Regents Notebook: Athletic coaches’ contracts and information items spark heavy interest in Regents meeting

Elliott Pratt

Although the proposed operating budget was the buzz around the Special Budget Approval Meeting for the Board of Regents Friday, another action item, the approval of raises to athletic coaches’ contracts, also sparked debate.

Along with the action items, information items in areas of student housing and Study Abroad allowed the respective committees to boast about WKU.

Basketball coaches receive raises

The university and men’s basketball coach Ray Harper and women’s basketball coach Michele Clark-Heard have negotiated a first addendum to their respective employment contracts.

Harper’s base salary will be $500,000 with a $750,000 buyout. Heard’s base salary will rise from $150,000 to $200,000 with a $400,000 buyout.

Athletics director Todd Stewart used the basketball term “fast-break” as the mentality he wants to instill in his staff moving forward.

“We will find a way for our athletic department to be successful,” Stewart said. “We need to take a fast break mentality and stop talking about what we want to do and make it happen. “

The concern from Faculty Regent Patti Minter was that the coaches are getting pay raises while the new budget will not allow across the board bonuses for university faculty and staff.

Stewart said there won’t be a conflict with the operating budget because the money will come from private funds and reserve funds from the NCAA tournament revenues.

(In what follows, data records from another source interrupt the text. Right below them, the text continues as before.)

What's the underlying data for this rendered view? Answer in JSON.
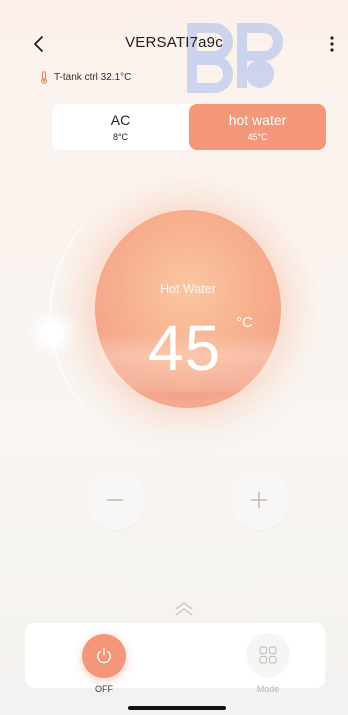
{
  "header": {
    "title": "VERSATI7a9c",
    "back_icon": "chevron-left-icon",
    "menu_icon": "more-vertical-icon",
    "watermark_icon": "brand-watermark-icon"
  },
  "status": {
    "tank_label": "T-tank ctrl 32.1°C",
    "thermo_icon": "thermometer-icon"
  },
  "modes": {
    "ac": {
      "label": "AC",
      "temp": "8°C"
    },
    "hot_water": {
      "label": "hot water",
      "temp": "45°C",
      "selected": true
    }
  },
  "dial": {
    "mode_label": "Hot Water",
    "temperature": "45",
    "unit": "°C"
  },
  "controls": {
    "minus_icon": "minus-icon",
    "plus_icon": "plus-icon",
    "expand_icon": "double-chevron-up-icon"
  },
  "bottom": {
    "power_label": "OFF",
    "power_icon": "power-icon",
    "mode_label": "Mode",
    "mode_icon": "grid-icon"
  },
  "colors": {
    "accent": "#f4967a",
    "ball": "#f7b08e",
    "background": "#faf3ee"
  }
}
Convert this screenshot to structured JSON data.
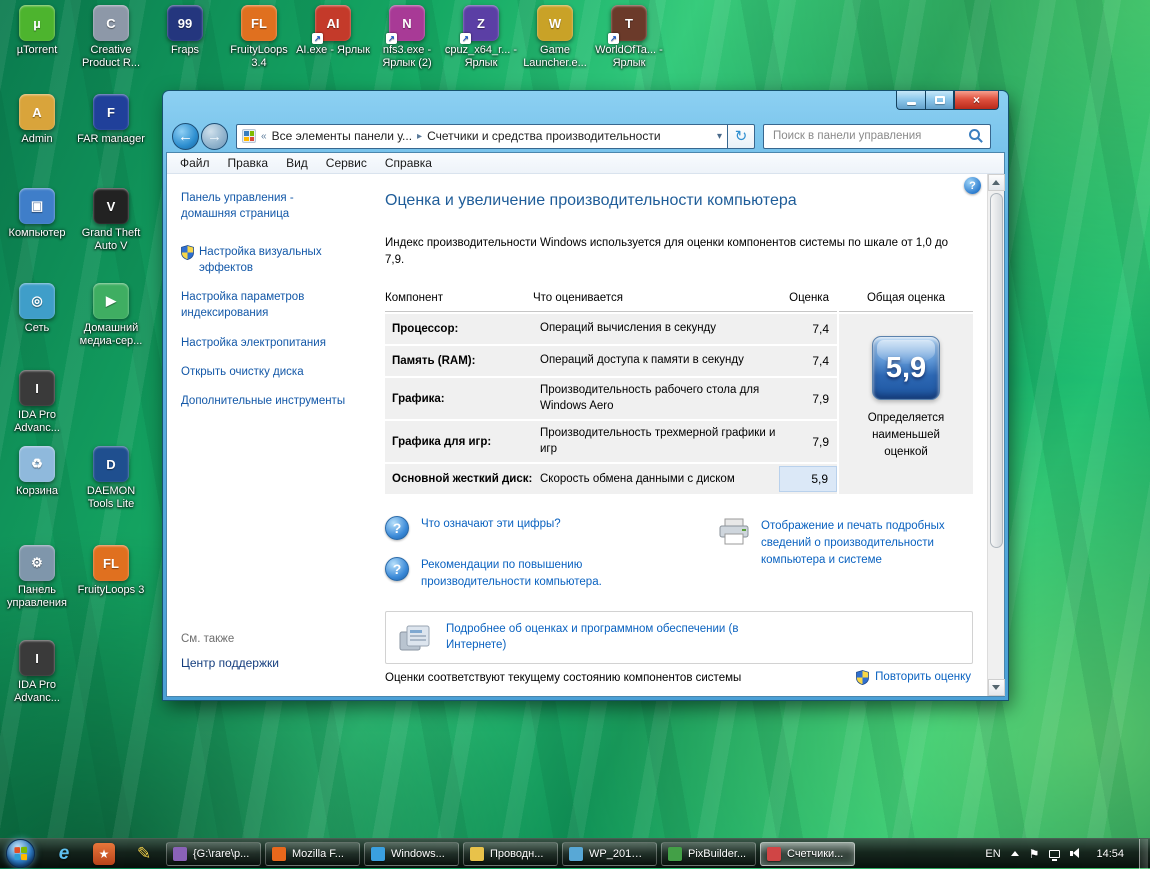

“There is money there that will more than cover this,” Stewart said.

Construction to begin on new apartment buildings

A student housing report at the meeting showed that the WKU Student Life Foundation (SLF) is proposing the construction of a 127 unit, four story, apartment building on the 1500 block of Kentucky Street.

Executive director of Housing and Residence Life Brian Kuster and vice president of student affairs Howard Bailey presented the project that will cost $19.4 million.  SLF has already invested $2 million in land and site improvements on the property.

Kuster said the positive reaction from students at apartments built on Kentucky Street last year made the decision to expand off campus living an easy one.

“Students very much enjoyed their experience there,” Kuster said. “When we had the renewal process in the spring we had a 250 person waiting list, so we know there is a demand for apartment living. “

The building will hold 95 two bedroom, two bath units and 32 one bedroom, one bath units. Each apartment will have a full kitchen, living room and utility room. Construction is set to begin immediately and will be completed by August 2014.

Ransdell shoots for more Study Abroad participation

Ransdell has strived to make WKU a leading American university with international reach. In the Board of Regents meeting he emphasized how much he wanted students to become more involved in Study Abroad and Study Away programs.

Study Away is a new exchange program that began just last year where students can pay WKU tuition to spend a semester or year studying at one of over 183 universities across the United States, Guam, Puerto Rico, and the Virgin Islands.

“In a nutshell, we’re attracting students from all over the world and we’re sending them out all over the world, including other places in the United States,” Provost Gordon Emslie said in his international enrollment report.

Along with sending students to other countries to study, Ransdell wants just as much for international students to come to WKU, saying in the meeting he wanted to bring more diversity to the university.

“We’re going to drive up our internationally enrollment and bring the world here,” Ransdell said. “So that students from our region sit next to students of other religions, other cultures, and get an international context on our own campus.”

Emslie’s international enrollment report showed that fall 2012 brought 356 directly admitted international students to WKU. 127 international students came to WKU through Navitas.

Ransdell said he still wants the involvement of students in Study Abroad to increase significantly.

“My long term vision is to get 90 percent or more of our Honors College in Study Abroad,” Ransdell said. “We want to get 10 percent of all other students in Study Abroad.”